On the Solstice, I took off work and originally had considered doing a big sunrise to sunset ride — just over 9 hours. In the end, I wasn’t as excited about the idea as I felt I should be and lacked a good mindset for it, so I did a multi-sport day, starting with skiing for a couple hours at sunrise on the Allegheny Front Trail. I then met Shannon for 6 hours of fat biking on Black Moshannon’s snowmobile trails. Conditions were great — a little soft in the afternoon as temperatures crept above freezing, but never slushy. I did forget just how slow fat biking in fluffy snow can be (we averaged just over 5 mph), and by afternoon I was realizing that my initial plan to make it all the way around the lake in addition to hitting the plethora of trails on the northeastern side probably wasn’t going to happen.
When we looped back to the car to grab some snacks, we decided to go back up to the top of the plateau to hit Smays Run downhill — we’d climbed it earlier, and it’s a great climb, but it’s also an amazing descent, especially with these conditions. It was the perfect way to end the day. Though I didn’t achieve my original sunrise to sunset idea, I was satisfied with how I’d spent what I consider to be my winter holiday of choice.
The next day, I took advantage of some early morning motivation to check out some new-to-me trails on the skis. I was perusing the Purple Lizard map over my morning coffee at 5:30 am and found myself intrigued by the Rockton Mountain Trails. Google Maps told me they were only a half hour from Philipsburg, so I left in time to get there as it was getting light outside.

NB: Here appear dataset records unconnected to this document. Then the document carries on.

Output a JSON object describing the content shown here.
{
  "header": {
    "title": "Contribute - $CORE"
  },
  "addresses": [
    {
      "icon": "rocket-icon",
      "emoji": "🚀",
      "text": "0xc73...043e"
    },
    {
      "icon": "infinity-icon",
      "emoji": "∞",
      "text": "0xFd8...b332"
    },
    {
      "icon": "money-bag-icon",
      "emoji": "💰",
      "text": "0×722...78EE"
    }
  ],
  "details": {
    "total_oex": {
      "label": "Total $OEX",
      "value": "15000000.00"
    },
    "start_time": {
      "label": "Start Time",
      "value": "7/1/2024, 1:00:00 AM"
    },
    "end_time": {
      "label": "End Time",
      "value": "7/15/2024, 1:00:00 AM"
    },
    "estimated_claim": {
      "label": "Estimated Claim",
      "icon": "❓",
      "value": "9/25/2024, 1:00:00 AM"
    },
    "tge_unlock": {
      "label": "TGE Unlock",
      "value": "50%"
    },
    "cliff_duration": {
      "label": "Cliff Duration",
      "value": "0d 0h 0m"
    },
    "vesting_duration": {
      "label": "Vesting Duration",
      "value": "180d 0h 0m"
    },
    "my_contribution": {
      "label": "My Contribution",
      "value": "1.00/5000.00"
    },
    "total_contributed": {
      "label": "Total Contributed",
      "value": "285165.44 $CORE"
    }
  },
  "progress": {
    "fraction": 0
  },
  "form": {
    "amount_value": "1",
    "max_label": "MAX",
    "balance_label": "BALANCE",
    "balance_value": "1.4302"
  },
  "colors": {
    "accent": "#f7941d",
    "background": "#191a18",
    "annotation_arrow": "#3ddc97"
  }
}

It was a little warmer than I’d realized — right around freezing — and the snow was really sticky in spots. For a while, I’d be gliding along smoothly and then one or both skis would start to get snow built up on the bottom, which would just get worse and worse until I removed it with my pole. It wasn’t quite the incredible ski experience I’d had in the fresh powder over the weekend, but outside exploring is better than inside anytime, and I’m excited to go back and do more of those trails sometime. They seem like they would be great for mountain biking too.
Wednesday was the last hurrah to enjoy the powder before Thursday’s rain. I hit Black Mo at dawn with my fat bike to finish what we’d started on the Solstice. It was a cold morning — in the high teens — and the snow was much more hard and crunchy, making for faster rolling. As I began climbing the snowmobile trail from the main park lot, I noticed dog prints in the fresh dusting of snow, without accompanying human prints — a coyote. Pink and orange hues danced across the sky signaling the impending sunrise, but it was quite some time before its rays actually crested the horizon, and the pre-dawn chill lasted well into the morning. I encountered no other humans, only smelled snowmobile exhaust at one point on Clay Mine Road but never even heard the sleds.
A snow like this — especially one that lasts more than a day or two — is so rare anymore that it comes with a feeling of urgency to make the most of it. Each day I felt a little torn between skiing or fat biking, ultimately trying to squeeze as much of both in as my schedule and legs would allow. I would have liked to have more time on the Altai skis before the rain came and made the snow crusty, but maybe we’ll get lucky enough to get another significant snowfall this season. And if not? Well, a fat bike will ride on anything.